People frequently ask about the difference between that and which, and some situations can be puzzling.
Use that when you are distingushing one from others similar to it. When you write, “I own the blue car that is parked out front,” you are differentiating your blue car from the blue cars parked elsewhere on the street, in the parking garage, at the mall, or anywhere else. You are distinguishing the blue car you are referring to from all other blue cars.
Here is another way to consider it, a different way to say the same thing. The group of words “that is parked out front” is called an essential clause, because the words are essential to the meaning of the sentence. Removing those words would change the meaning.

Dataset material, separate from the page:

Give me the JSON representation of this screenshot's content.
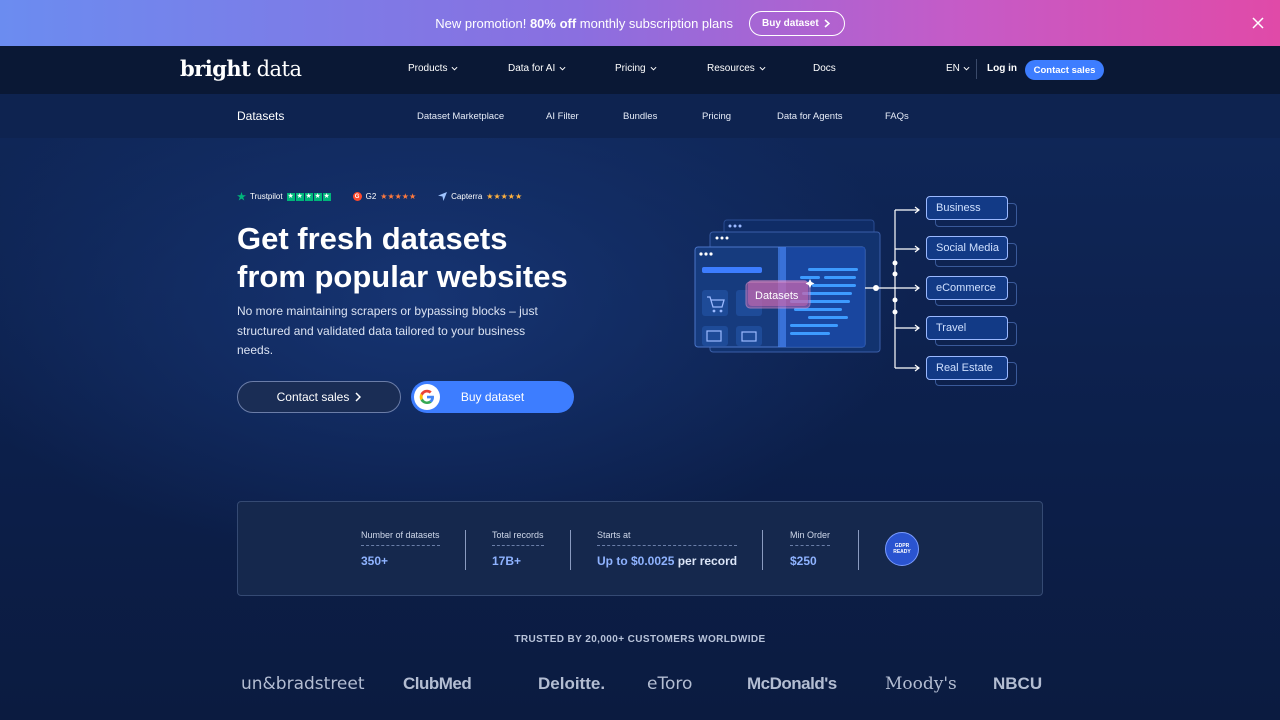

If you write simply, “I own the blue car,” you do not tell the reader which car you own because there are blue cars everywhere. “That is parked out front” differentiates the car you are referring to from all the others.
Use which (preceded by a comma) when there is only one or when the reader already knows the one you are referring to. For example, given that a company has only one headquarters, you would write, “My office is at Starbucks headquarters, which is in Seattle.” In contrast to the essential clause above (“that is parked out front”), the clause “which is in Seattle” is considered nonessential because those words are not critical to the meaning of the sentence. You could write simply, “My office is at Starbucks headquarters,” and the meaning would be clear, because there is only one such building, and most people know it’s in Seattle.

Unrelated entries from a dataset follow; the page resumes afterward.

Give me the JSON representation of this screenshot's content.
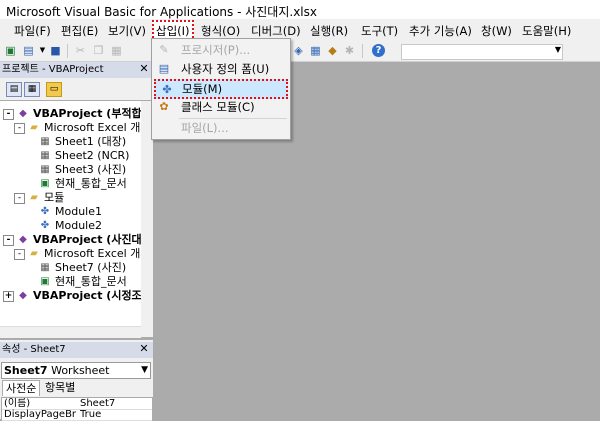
{
  "window": {
    "title": "Microsoft Visual Basic for Applications - 사진대지.xlsx"
  },
  "menubar": [
    {
      "label": "파일(F)"
    },
    {
      "label": "편집(E)"
    },
    {
      "label": "보기(V)"
    },
    {
      "label": "삽입(I)"
    },
    {
      "label": "형식(O)"
    },
    {
      "label": "디버그(D)"
    },
    {
      "label": "실행(R)"
    },
    {
      "label": "도구(T)"
    },
    {
      "label": "추가 기능(A)"
    },
    {
      "label": "창(W)"
    },
    {
      "label": "도움말(H)"
    }
  ],
  "insert_menu": {
    "items": [
      {
        "label": "프로시저(P)...",
        "icon": "procedure-icon",
        "enabled": false
      },
      {
        "label": "사용자 정의 폼(U)",
        "icon": "userform-icon",
        "enabled": true
      },
      {
        "label": "모듈(M)",
        "icon": "module-icon",
        "enabled": true,
        "highlighted": true
      },
      {
        "label": "클래스 모듈(C)",
        "icon": "class-module-icon",
        "enabled": true
      },
      {
        "label": "파일(L)...",
        "icon": "",
        "enabled": false
      }
    ]
  },
  "project_panel": {
    "title": "프로젝트 - VBAProject",
    "tree": [
      {
        "label": "VBAProject (부적합보",
        "icon": "vba-project-icon",
        "expander": "-",
        "bold": true,
        "level": 0
      },
      {
        "label": "Microsoft Excel 개체",
        "icon": "folder-icon",
        "expander": "-",
        "level": 1
      },
      {
        "label": "Sheet1 (대장)",
        "icon": "sheet-icon",
        "level": 2
      },
      {
        "label": "Sheet2 (NCR)",
        "icon": "sheet-icon",
        "level": 2
      },
      {
        "label": "Sheet3 (사진)",
        "icon": "sheet-icon",
        "level": 2
      },
      {
        "label": "현재_통합_문서",
        "icon": "workbook-icon",
        "level": 2
      },
      {
        "label": "모듈",
        "icon": "folder-icon",
        "expander": "-",
        "level": 1
      },
      {
        "label": "Module1",
        "icon": "module-icon",
        "level": 2
      },
      {
        "label": "Module2",
        "icon": "module-icon",
        "level": 2
      },
      {
        "label": "VBAProject (사진대지",
        "icon": "vba-project-icon",
        "expander": "-",
        "bold": true,
        "level": 0
      },
      {
        "label": "Microsoft Excel 개체",
        "icon": "folder-icon",
        "expander": "-",
        "level": 1
      },
      {
        "label": "Sheet7 (사진)",
        "icon": "sheet-icon",
        "level": 2
      },
      {
        "label": "현재_통합_문서",
        "icon": "workbook-icon",
        "level": 2
      },
      {
        "label": "VBAProject (시정조치",
        "icon": "vba-project-icon",
        "expander": "+",
        "bold": true,
        "level": 0
      }
    ]
  },
  "properties_panel": {
    "title": "속성 - Sheet7",
    "object_name": "Sheet7",
    "object_type": "Worksheet",
    "tabs": [
      {
        "label": "사전순",
        "selected": true
      },
      {
        "label": "항목별",
        "selected": false
      }
    ],
    "rows": [
      {
        "name": "(이름)",
        "value": "Sheet7"
      },
      {
        "name": "DisplayPageBr",
        "value": "True"
      }
    ]
  },
  "colors": {
    "highlight_border": "#e0101a",
    "selection": "#cce8ff",
    "code_area": "#ababab"
  }
}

A tip that might help you is this: You don’t use a comma and which the first time you refer to something. Once it is clearly established in the reader’s mind the one you are referring to, either because you mentioned it in a previous sentence (using that) or because it is something widely known, then from that point on, you use a comma and which.
In fairness, English has always allowed us to use either which or that in a scenario such as the first one above, involving the essential clause. And some people still do, though more in academic writing. But through the centuries, it was always clear from the context that the writer was using which in place of that in that situation. Today, because many people don’t know the difference, when you see which in a sentence, you often don’t know without reading it twice whether the writer substituted which for that or whether the context calls for a comma and which but the writer forgot to insert the comma.